*TASK DESCRIPTION*: Check each line of the entries below for the word "Create", then state how many lines have it and nothing more.
===== EXTRACTED RECORDS =====
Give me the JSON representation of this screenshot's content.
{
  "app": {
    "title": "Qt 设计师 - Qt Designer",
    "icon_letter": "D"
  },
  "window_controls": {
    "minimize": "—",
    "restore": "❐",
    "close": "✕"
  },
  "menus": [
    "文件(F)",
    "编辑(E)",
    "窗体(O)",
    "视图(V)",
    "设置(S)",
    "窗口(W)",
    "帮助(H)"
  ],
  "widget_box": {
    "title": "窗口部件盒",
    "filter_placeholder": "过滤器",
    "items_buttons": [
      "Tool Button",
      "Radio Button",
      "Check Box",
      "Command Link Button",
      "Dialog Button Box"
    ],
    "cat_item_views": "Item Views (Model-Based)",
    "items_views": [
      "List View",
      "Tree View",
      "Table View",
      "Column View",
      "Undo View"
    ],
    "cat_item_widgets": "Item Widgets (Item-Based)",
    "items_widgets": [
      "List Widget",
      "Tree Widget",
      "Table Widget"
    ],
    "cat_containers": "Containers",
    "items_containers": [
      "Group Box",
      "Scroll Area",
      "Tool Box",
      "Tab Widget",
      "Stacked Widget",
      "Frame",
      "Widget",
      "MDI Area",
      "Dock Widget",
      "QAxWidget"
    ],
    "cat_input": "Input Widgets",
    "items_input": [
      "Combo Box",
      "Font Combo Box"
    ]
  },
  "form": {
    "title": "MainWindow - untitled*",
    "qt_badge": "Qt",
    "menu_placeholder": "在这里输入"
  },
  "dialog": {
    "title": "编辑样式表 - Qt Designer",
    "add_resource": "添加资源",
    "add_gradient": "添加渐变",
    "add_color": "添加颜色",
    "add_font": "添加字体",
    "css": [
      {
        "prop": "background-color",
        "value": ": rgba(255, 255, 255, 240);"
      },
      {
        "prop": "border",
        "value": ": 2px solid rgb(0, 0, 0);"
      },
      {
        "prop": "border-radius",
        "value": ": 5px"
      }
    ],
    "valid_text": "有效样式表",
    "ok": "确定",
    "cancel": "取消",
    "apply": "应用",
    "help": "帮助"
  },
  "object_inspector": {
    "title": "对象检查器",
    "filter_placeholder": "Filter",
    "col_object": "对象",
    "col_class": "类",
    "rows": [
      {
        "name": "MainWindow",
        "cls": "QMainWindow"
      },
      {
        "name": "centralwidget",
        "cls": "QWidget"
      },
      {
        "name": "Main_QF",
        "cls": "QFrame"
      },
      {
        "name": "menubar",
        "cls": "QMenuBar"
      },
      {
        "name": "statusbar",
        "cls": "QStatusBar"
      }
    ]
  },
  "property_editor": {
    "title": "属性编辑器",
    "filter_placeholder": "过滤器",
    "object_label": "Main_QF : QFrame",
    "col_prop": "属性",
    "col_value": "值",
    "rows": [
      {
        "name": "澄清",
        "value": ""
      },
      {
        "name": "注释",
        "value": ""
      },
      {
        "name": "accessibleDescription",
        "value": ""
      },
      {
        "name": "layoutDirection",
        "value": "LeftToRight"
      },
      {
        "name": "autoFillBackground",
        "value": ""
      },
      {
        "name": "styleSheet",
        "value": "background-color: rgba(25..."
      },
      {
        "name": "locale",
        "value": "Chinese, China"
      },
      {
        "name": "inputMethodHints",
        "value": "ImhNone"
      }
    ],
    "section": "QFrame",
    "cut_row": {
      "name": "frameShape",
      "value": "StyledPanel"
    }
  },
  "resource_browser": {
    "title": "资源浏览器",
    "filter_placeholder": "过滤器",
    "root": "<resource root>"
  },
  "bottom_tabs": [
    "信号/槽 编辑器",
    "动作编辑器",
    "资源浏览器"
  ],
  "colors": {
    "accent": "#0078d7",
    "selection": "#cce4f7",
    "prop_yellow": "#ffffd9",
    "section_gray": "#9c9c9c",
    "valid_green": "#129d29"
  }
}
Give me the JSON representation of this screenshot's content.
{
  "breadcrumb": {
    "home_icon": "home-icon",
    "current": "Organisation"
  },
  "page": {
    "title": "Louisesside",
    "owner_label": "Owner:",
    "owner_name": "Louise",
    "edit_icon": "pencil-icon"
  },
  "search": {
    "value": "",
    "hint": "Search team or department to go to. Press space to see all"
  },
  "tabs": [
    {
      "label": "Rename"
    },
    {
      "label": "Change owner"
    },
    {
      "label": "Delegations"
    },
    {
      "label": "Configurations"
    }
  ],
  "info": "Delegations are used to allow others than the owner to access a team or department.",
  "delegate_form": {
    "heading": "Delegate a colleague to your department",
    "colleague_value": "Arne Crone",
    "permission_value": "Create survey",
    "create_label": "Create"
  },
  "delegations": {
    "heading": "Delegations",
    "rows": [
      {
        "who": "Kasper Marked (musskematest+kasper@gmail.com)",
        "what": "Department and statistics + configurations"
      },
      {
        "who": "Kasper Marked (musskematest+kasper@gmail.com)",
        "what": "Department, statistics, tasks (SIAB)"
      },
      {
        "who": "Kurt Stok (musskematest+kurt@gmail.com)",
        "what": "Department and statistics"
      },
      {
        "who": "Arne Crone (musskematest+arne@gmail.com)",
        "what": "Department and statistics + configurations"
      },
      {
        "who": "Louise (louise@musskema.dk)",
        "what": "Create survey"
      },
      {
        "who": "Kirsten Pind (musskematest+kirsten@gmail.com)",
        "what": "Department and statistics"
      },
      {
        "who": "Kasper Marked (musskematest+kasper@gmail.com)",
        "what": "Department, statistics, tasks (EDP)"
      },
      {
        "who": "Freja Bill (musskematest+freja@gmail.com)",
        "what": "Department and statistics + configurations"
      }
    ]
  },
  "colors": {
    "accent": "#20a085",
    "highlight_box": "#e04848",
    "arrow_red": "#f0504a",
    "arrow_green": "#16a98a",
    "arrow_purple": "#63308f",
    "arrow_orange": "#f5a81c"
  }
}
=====
*TASK RESPONSE*: 3